§ **WORK INSTRUCTION**
Please check every line of the listing for "kind" and copy each line where it is found.

§ **SOURCE DATA**
—————

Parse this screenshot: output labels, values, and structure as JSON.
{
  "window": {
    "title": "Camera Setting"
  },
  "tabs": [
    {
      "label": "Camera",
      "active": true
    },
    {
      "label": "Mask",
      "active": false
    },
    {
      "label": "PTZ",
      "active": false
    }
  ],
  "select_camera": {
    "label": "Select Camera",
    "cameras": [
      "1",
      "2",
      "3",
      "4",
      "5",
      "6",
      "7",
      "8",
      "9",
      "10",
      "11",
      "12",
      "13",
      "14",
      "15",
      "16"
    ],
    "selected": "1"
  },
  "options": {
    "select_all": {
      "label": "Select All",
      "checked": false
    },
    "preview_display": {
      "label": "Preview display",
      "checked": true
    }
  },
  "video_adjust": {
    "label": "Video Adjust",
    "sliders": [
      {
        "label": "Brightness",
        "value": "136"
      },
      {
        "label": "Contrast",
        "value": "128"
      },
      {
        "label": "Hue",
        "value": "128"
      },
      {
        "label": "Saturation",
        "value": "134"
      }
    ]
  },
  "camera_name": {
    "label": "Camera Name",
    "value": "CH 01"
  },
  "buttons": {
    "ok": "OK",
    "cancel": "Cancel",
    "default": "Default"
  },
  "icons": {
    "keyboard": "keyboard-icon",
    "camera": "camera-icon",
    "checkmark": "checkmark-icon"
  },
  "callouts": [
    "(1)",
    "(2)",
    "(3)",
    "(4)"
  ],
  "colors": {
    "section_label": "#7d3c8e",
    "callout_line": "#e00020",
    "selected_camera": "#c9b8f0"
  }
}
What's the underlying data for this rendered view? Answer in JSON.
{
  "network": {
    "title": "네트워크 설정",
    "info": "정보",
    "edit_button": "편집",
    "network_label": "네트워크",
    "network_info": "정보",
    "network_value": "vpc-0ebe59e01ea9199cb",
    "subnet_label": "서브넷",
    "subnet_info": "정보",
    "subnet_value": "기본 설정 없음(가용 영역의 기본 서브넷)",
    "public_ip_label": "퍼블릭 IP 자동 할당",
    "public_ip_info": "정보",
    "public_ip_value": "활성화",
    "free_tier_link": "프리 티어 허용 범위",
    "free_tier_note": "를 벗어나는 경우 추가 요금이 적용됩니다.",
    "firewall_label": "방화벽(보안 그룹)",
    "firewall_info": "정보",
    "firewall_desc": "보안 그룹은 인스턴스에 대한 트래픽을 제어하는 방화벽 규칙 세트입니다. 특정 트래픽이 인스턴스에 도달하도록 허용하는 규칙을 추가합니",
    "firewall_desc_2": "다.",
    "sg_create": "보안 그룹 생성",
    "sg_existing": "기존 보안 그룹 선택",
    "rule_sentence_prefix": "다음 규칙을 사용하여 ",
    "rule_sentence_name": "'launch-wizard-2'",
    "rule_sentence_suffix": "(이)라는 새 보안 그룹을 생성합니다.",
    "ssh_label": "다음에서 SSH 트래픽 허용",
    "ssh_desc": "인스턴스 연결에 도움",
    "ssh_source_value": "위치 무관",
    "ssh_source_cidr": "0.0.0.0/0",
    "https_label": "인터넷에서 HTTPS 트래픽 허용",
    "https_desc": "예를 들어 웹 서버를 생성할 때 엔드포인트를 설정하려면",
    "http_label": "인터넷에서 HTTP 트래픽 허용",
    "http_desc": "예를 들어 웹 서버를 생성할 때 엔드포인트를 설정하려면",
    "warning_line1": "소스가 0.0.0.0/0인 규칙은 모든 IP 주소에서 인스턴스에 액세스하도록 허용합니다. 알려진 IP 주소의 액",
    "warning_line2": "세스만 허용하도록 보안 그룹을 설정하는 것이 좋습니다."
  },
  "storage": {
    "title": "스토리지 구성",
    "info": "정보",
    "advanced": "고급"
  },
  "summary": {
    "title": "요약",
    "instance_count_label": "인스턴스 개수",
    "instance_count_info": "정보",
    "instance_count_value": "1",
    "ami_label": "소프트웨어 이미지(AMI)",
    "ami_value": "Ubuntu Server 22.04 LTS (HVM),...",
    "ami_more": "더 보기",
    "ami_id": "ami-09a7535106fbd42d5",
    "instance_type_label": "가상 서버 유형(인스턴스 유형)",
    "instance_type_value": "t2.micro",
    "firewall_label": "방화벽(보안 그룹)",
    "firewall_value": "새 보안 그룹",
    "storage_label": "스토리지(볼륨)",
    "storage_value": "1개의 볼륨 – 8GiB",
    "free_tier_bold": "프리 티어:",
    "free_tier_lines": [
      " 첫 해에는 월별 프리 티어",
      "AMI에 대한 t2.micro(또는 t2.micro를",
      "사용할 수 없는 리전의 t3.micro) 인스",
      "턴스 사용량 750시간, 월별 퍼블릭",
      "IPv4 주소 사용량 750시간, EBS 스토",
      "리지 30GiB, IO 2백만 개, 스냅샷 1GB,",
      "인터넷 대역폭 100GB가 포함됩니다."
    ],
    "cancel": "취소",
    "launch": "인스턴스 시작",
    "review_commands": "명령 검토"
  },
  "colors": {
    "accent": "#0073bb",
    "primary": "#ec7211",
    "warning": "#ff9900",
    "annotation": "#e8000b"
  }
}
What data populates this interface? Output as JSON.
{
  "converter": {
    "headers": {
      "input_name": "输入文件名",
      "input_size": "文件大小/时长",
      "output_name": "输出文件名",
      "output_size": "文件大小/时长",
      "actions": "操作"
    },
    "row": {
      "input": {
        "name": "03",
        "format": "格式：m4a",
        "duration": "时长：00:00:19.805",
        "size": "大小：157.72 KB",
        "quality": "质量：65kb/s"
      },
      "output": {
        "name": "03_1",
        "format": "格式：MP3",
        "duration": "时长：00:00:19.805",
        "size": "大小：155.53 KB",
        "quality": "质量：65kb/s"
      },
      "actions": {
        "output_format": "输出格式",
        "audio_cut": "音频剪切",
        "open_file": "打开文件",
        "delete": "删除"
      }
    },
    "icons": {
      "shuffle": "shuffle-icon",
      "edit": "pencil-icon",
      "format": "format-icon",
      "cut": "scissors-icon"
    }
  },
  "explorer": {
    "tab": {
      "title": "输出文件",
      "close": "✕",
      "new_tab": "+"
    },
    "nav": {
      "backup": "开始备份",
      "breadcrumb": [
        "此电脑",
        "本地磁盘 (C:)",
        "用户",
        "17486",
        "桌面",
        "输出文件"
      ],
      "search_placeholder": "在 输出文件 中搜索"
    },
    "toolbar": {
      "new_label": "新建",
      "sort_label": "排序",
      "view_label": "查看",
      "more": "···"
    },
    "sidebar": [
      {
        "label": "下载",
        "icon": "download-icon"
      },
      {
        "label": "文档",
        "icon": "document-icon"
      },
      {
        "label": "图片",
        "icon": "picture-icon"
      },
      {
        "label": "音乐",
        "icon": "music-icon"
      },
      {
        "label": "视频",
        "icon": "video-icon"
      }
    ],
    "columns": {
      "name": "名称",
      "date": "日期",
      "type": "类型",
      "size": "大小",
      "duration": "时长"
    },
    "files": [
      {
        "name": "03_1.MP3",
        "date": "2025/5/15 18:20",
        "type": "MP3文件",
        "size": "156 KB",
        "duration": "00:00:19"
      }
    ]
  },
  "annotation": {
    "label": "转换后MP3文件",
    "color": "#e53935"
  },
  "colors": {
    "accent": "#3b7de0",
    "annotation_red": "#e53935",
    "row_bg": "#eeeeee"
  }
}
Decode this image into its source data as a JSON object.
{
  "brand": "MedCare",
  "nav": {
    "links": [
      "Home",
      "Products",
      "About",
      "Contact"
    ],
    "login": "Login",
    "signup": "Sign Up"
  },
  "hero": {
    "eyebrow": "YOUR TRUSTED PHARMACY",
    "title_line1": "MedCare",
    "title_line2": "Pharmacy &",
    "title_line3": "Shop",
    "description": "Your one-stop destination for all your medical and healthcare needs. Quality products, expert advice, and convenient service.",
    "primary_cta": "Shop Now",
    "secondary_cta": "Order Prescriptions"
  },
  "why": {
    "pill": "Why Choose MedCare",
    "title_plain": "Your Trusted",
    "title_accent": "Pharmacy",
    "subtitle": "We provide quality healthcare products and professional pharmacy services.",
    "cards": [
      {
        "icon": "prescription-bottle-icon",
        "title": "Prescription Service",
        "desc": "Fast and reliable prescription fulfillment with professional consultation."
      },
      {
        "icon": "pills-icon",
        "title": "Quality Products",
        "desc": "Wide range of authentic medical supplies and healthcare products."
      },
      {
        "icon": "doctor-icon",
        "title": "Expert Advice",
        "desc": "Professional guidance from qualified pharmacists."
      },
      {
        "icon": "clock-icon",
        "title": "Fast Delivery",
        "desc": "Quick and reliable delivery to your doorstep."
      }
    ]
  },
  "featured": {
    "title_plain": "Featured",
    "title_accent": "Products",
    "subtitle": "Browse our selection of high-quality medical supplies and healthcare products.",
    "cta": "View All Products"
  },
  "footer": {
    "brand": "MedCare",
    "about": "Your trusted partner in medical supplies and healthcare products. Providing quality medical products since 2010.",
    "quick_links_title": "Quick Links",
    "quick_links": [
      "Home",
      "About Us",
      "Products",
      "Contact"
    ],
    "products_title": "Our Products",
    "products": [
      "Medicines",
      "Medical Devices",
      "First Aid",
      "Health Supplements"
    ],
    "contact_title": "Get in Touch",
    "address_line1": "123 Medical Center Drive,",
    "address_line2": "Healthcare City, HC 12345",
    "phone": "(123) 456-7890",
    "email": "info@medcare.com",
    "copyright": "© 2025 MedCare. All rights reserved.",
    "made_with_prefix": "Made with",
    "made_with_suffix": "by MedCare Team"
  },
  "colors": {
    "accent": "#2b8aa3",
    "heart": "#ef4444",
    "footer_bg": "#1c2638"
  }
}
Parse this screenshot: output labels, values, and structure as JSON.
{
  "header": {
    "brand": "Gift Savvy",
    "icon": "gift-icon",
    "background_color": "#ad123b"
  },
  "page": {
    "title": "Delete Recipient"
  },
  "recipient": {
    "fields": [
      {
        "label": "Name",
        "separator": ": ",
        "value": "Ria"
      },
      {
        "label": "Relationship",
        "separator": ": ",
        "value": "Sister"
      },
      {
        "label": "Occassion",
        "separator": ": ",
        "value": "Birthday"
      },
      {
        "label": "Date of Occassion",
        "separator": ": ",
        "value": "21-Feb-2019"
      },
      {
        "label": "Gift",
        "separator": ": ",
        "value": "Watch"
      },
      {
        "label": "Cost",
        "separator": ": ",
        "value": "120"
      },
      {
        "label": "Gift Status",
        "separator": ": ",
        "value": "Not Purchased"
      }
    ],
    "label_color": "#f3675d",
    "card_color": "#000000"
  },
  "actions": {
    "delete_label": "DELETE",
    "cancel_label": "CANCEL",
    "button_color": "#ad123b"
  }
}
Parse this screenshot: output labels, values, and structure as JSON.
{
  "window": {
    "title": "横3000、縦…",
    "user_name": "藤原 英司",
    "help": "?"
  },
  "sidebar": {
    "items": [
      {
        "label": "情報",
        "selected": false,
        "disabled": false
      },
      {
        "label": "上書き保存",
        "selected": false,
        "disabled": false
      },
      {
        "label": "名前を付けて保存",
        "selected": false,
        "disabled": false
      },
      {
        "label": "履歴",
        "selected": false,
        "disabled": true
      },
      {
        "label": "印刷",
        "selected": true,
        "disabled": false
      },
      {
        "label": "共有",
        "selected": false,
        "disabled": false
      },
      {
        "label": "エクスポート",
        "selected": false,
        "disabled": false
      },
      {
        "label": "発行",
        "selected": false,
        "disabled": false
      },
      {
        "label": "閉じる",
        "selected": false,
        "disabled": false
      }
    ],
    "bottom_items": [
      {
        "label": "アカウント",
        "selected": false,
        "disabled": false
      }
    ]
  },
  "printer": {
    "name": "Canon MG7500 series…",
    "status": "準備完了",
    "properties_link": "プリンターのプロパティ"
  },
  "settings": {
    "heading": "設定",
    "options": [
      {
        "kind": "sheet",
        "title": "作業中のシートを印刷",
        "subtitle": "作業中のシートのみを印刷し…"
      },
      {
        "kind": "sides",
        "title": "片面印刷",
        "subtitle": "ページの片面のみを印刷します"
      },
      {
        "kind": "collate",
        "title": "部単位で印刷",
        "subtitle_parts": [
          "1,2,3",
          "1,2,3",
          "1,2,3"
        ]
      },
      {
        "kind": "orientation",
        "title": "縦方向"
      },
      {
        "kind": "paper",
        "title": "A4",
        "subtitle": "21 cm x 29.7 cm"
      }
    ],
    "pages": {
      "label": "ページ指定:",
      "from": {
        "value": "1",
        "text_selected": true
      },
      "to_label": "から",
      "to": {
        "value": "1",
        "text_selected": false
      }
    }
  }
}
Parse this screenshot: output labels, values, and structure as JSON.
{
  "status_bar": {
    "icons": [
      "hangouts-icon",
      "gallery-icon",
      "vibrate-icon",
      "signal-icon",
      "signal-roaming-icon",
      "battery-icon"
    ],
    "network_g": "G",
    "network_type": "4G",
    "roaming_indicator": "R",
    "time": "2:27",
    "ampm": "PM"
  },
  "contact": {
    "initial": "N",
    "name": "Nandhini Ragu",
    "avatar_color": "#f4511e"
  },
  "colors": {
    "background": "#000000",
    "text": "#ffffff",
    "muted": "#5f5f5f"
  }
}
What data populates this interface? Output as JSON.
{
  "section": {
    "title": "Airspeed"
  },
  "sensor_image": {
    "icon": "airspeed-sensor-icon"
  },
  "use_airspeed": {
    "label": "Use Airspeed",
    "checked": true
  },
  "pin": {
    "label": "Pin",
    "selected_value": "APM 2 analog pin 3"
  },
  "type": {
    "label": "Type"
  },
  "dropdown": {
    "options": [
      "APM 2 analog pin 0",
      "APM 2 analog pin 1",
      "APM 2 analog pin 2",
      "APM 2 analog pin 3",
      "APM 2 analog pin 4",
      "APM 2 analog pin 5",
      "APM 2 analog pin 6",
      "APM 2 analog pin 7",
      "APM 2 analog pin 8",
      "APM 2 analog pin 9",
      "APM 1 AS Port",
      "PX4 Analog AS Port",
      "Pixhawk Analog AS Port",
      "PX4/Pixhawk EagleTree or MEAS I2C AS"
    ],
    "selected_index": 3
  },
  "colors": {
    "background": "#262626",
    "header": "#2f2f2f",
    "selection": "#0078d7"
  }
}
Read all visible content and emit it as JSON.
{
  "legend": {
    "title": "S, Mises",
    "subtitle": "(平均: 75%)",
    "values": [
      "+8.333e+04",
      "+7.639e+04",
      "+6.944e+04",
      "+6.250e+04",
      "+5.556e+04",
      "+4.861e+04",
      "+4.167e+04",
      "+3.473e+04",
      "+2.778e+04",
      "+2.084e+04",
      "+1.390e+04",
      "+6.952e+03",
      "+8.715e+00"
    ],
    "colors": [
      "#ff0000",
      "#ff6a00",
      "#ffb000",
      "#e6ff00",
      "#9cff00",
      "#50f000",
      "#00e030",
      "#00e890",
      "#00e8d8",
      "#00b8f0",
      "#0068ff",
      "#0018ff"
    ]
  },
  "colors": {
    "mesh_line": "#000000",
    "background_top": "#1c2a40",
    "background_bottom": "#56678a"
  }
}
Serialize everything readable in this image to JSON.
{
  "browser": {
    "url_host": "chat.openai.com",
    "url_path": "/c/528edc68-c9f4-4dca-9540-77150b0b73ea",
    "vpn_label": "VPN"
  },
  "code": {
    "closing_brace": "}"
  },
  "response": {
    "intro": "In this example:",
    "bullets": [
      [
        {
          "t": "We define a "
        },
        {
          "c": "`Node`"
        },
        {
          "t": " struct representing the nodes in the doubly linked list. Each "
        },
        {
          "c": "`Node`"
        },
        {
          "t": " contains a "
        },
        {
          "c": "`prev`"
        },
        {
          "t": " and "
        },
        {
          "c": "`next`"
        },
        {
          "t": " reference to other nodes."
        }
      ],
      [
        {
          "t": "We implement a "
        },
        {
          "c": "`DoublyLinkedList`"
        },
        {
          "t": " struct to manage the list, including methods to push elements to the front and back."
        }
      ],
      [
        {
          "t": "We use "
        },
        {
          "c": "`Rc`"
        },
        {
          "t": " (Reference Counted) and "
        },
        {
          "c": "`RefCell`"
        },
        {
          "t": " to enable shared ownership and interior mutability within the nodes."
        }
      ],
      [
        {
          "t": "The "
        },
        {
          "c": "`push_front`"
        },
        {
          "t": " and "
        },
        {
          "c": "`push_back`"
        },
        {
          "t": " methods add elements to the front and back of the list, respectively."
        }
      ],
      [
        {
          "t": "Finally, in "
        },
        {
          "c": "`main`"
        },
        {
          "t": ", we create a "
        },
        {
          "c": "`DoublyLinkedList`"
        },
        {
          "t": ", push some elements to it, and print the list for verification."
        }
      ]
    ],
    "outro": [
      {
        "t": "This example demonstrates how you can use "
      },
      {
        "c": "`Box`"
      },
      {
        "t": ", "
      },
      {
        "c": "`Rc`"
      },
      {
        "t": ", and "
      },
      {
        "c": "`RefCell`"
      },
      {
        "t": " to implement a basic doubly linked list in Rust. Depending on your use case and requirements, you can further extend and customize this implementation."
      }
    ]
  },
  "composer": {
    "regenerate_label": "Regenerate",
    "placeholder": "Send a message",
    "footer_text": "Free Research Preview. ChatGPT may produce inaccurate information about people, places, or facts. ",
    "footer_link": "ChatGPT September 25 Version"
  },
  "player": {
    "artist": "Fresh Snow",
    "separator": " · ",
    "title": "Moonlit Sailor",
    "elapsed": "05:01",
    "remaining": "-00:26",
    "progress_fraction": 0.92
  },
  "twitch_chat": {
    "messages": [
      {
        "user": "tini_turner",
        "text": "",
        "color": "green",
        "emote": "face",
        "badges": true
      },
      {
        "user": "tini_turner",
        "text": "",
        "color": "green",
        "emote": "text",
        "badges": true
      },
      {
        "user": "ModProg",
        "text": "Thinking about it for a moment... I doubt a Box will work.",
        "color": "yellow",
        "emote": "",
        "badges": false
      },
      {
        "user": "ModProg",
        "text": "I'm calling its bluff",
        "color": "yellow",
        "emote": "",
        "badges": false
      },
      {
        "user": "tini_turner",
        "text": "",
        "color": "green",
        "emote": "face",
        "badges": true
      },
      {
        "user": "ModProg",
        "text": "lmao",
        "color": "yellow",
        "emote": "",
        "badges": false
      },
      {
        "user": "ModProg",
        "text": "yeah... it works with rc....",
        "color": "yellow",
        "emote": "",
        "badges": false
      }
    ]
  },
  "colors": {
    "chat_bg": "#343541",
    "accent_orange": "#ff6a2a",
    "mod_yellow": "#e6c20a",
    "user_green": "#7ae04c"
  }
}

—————

§ **COMPLETED EXERCISE**
        "kind": "sheet",
        "kind": "sides",
        "kind": "collate",
        "kind": "orientation",
        "kind": "paper",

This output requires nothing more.